The cost of whole-genome sequencing is dropping like a rock, and that’s fueling a “renaissance of activity” for scientific sleuths tracking down the genetic causes of disease, a pioneer in the field says.

Harvard geneticist George Church provided a status report on the genome market, and its implications for medical research, during this week's "Open Questions in Neuroscience" symposium in Seattle, sponsored by the Allen Institute for Brain Science. Church is not only a Harvard professor and research, but also the founder of the Knome commercial venture for genome-sequencing.

Thanks to competition in the sequencing field, the price of decoding a complete human genome has been following an affordability curve that looks like Moore's Law on steroids. The cost of the federal Human Genome Project, which issued its first draft in 2000 and a complete genome sequence in 2003, was estimated at $2.7 billion in 1991 dollars. But that price tag has been falling by as much as an order of magnitude per year, and today the going rate for whole-genome sequencing is edging below $10,000 (counseling costs extra). The cost of materials — that is, the chemical reagents required to do the tests — is merely $1,000, Church said in June.

That might suggest that the goal of the $1,000 genome could be achieved in the next year, but Church told me there might be a price plateau instead. In any case, the rapid price decline is reviving hopes that DNA tests can reveal which combinations of genes are linked to extreme or distinctive traits.

Church pointed to the example of Charcot-Marie-Tooth syndrome, a disease that affects nerve function in the body's extremities. In March, researchers at the Baylor College of Medicine announced that they unraveled the genetic cause of the disease by sequencing the entire genome of a sufferer (who happened to be a Baylor geneticist) and comparing genetic mutations with those found in his parents and siblings. Another study at the Institute for Systems Biology concluded that no more than four genes were responsible for another rare disease known as Miller syndrome, thanks to whole-genome sequencing for a family of four.

To accelerate the genomic renaissance, Church established the Personal Genome Project, which is aimed at producing a publicly available database of genome sequences linked to medical data. So far, 16,000 volunteers have signed up, and the project has the go-ahead to sign up as many as 100,000. But less than two dozen people have made their complete genome public. One reason for that is the concern over privacy. But Church told me the biggest reason why more people aren't already "Personal Genome Pioneers" is because of the cost. Sounds like that situation could change pretty darn quickly.

"Open Questions in Neuroscience" also included presentations by:

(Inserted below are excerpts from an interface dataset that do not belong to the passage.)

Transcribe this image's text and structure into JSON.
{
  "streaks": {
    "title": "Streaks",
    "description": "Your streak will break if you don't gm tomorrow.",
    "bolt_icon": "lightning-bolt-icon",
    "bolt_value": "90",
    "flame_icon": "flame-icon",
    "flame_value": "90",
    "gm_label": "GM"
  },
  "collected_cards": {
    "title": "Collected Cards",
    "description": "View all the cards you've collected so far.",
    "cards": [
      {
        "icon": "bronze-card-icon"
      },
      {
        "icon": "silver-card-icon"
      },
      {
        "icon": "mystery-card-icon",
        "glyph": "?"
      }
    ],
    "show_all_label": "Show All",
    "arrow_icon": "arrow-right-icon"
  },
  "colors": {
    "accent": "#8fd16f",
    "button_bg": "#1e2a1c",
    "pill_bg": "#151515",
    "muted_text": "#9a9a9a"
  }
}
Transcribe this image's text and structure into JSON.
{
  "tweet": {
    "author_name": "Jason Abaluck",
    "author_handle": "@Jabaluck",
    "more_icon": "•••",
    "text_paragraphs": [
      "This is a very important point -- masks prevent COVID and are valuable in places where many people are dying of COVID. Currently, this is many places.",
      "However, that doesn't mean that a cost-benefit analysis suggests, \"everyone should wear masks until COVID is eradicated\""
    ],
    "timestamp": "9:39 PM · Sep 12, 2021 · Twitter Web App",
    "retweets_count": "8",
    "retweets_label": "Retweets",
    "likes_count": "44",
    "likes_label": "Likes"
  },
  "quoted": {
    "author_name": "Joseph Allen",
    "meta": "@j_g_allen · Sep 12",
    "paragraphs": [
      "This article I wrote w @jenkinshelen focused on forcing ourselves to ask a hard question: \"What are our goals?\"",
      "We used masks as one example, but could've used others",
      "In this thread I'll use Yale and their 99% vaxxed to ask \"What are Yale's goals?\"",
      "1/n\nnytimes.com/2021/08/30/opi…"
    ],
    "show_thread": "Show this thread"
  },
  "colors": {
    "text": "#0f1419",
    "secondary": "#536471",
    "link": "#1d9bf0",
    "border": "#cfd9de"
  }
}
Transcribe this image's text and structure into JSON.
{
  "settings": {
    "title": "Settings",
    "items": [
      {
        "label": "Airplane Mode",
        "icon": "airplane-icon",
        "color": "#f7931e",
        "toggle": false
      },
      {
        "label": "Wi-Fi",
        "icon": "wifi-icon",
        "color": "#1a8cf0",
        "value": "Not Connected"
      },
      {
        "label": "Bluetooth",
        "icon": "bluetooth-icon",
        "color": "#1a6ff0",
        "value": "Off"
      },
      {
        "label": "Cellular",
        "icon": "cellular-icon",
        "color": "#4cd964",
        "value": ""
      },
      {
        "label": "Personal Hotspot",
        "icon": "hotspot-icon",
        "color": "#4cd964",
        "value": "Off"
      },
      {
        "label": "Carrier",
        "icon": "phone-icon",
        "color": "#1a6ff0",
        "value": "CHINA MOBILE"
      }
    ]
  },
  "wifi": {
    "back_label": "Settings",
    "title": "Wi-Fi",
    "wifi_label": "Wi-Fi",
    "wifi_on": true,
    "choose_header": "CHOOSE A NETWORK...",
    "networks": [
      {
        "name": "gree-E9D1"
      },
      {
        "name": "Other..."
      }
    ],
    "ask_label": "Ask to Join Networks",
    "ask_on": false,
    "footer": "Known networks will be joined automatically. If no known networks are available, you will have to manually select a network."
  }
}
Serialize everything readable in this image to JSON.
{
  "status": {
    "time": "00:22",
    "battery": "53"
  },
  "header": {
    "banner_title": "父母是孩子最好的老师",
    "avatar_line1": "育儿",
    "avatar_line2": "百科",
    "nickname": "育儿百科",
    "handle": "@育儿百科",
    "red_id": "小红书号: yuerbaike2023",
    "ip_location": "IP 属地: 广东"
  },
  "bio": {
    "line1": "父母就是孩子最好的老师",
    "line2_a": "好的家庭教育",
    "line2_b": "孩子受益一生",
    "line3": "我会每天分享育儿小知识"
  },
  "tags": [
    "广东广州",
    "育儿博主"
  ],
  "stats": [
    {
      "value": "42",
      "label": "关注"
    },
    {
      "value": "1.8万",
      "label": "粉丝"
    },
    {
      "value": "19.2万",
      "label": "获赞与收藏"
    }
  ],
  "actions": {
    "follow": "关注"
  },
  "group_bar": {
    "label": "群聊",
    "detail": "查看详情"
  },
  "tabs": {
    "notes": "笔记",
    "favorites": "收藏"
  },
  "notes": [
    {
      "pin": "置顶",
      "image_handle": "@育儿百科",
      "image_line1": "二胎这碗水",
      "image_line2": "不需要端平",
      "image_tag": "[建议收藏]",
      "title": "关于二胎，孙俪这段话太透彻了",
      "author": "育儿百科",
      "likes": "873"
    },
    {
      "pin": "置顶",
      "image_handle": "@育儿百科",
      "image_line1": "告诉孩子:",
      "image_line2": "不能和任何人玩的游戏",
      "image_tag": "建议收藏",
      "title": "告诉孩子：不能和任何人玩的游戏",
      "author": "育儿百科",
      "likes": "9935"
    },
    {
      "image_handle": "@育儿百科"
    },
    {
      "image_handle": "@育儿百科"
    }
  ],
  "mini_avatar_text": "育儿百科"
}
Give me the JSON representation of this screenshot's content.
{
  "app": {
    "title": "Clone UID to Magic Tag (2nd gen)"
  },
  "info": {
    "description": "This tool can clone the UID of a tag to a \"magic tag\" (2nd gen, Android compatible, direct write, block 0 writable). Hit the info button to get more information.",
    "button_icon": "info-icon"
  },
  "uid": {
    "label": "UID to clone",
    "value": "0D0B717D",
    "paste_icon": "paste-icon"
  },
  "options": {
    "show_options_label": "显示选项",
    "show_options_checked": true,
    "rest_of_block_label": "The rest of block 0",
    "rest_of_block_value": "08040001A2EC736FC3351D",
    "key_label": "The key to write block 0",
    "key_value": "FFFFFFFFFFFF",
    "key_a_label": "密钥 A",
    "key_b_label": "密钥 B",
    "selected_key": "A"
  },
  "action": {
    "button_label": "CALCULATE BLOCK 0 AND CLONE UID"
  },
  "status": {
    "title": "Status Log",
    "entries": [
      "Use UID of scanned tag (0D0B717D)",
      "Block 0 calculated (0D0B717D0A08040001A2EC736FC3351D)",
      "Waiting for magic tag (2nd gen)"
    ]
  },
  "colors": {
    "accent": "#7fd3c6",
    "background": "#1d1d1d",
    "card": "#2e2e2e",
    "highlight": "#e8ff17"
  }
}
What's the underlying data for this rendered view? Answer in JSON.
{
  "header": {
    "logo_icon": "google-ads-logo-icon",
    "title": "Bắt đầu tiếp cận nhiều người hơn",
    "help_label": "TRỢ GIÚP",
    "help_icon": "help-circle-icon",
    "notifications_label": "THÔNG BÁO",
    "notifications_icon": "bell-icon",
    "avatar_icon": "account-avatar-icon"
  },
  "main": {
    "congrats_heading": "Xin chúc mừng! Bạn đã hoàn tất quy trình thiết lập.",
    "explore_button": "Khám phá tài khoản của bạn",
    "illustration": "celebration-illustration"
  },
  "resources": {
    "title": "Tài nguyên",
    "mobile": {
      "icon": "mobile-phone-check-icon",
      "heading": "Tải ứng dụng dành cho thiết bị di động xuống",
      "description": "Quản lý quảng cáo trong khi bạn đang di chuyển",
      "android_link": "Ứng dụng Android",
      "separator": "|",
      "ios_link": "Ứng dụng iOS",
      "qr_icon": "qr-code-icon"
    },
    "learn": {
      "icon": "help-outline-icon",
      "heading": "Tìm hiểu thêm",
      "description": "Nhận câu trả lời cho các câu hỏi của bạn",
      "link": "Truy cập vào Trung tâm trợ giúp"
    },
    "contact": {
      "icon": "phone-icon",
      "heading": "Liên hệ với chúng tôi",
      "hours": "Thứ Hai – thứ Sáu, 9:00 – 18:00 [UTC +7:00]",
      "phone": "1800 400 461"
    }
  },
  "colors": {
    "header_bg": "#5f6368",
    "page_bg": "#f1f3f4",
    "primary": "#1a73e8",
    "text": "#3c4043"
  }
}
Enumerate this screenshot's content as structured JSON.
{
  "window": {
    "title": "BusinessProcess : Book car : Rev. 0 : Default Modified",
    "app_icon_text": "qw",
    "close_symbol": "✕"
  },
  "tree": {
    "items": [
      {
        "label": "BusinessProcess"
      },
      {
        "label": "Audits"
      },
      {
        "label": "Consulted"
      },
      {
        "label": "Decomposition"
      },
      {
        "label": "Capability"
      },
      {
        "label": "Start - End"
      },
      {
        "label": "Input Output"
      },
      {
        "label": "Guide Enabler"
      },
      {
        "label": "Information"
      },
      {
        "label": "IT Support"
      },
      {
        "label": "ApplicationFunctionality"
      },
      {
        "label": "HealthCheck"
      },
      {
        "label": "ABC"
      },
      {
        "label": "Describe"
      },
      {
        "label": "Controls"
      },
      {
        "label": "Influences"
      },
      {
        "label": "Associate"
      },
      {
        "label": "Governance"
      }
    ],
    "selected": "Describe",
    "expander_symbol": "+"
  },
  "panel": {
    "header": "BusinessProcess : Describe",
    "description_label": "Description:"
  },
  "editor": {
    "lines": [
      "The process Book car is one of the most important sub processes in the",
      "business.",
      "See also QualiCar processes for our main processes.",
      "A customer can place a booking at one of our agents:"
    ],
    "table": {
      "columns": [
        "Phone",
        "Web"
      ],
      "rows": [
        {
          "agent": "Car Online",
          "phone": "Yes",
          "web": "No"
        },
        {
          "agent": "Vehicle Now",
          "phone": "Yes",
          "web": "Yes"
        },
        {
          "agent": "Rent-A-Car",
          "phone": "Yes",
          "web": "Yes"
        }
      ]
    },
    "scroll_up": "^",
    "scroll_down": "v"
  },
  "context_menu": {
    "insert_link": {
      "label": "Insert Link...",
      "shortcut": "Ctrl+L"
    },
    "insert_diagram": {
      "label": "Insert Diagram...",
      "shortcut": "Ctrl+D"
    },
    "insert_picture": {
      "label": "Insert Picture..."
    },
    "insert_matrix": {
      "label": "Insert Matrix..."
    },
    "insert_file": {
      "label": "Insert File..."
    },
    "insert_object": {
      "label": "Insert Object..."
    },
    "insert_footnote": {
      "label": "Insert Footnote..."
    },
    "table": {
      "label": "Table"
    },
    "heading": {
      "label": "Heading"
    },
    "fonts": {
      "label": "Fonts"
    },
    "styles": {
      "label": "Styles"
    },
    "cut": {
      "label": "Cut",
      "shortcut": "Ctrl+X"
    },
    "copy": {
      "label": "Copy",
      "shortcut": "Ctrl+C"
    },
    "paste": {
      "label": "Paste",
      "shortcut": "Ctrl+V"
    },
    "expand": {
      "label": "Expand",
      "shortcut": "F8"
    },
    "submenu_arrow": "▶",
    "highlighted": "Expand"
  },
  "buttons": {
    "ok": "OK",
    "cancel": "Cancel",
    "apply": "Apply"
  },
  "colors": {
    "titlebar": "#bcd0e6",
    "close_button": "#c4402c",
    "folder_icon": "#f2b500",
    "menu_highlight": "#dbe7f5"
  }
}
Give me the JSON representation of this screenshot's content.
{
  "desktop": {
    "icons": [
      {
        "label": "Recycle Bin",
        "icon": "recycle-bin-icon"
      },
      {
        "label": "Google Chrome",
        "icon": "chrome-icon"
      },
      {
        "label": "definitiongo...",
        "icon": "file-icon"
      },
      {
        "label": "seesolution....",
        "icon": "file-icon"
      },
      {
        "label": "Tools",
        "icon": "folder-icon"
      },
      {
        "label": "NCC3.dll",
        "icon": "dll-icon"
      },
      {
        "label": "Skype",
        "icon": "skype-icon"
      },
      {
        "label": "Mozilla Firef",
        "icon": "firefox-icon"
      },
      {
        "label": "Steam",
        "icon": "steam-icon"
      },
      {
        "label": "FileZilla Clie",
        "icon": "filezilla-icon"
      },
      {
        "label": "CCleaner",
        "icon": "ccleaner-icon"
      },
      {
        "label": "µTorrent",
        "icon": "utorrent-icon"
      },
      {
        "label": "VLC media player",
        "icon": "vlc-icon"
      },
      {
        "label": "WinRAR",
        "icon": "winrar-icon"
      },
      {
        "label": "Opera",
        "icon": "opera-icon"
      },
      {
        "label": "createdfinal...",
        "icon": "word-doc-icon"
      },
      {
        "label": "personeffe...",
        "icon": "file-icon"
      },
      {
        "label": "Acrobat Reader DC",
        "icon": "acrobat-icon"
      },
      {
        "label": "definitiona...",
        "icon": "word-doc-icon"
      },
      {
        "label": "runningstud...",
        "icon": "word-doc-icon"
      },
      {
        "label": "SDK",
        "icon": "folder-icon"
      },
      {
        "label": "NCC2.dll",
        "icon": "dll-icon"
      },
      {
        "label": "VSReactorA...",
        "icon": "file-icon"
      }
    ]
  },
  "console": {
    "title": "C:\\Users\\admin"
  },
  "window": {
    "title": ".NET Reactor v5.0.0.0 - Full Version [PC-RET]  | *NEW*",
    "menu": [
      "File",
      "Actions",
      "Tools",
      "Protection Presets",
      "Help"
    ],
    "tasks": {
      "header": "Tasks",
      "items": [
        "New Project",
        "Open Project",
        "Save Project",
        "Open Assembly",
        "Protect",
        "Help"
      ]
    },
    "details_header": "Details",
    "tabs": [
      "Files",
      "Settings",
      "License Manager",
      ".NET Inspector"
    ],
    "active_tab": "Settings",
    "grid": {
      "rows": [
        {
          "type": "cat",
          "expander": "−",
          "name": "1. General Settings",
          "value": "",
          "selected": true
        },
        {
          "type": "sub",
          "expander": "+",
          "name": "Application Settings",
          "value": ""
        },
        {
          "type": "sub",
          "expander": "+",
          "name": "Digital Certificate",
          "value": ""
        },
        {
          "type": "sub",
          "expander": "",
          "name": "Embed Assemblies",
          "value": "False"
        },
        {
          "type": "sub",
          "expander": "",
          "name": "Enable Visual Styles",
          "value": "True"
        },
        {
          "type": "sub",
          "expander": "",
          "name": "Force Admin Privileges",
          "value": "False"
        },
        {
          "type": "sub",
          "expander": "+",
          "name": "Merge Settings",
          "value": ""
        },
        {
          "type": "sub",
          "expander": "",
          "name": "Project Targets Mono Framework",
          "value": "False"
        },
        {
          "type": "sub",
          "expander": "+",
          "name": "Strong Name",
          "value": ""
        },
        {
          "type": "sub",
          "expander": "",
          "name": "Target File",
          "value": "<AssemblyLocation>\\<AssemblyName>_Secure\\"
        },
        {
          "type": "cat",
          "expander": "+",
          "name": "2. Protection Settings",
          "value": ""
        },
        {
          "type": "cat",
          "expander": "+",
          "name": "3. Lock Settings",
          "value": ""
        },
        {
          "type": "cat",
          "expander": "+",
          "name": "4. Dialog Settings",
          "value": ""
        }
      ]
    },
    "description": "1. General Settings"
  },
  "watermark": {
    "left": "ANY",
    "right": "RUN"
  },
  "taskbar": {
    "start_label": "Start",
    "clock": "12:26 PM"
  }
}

  • Susumu Tonegawa, a Nobel-winning neurobiologist at the Massachusetts Institute of Technology who focuses on the genetic and chemical mechanisms that underlie learning and memory.
  • Stephen Smith, a physiologist at Stanford University whose lab explores the brain's microcircuitry and molecular architecture.
  • Olaf Sporns, a neuroscientist at Indiana University whose research centers on designing computational models of neural circuits.
  • Karel Svoboda, a biophysicist at Howard Hughes Medical Institute's Janelia Farm Research Campus who observes neurons at work within mouse brains.
  • Doris Tsao, a biologist at Caltech who concentrates on the brain mechanisms behind image recognition and 3-D perception.
  • Catherine Dulac, a Harvard biologist who studies the olfactory system as well as the processing of pheromone cues.

Check out the full list of postings from the brain symposium. Join the Cosmic Log corps by signing up as my Facebook friend or hooking up via Twitter. And if you really want to be friendly, ask me about "The Case for Pluto."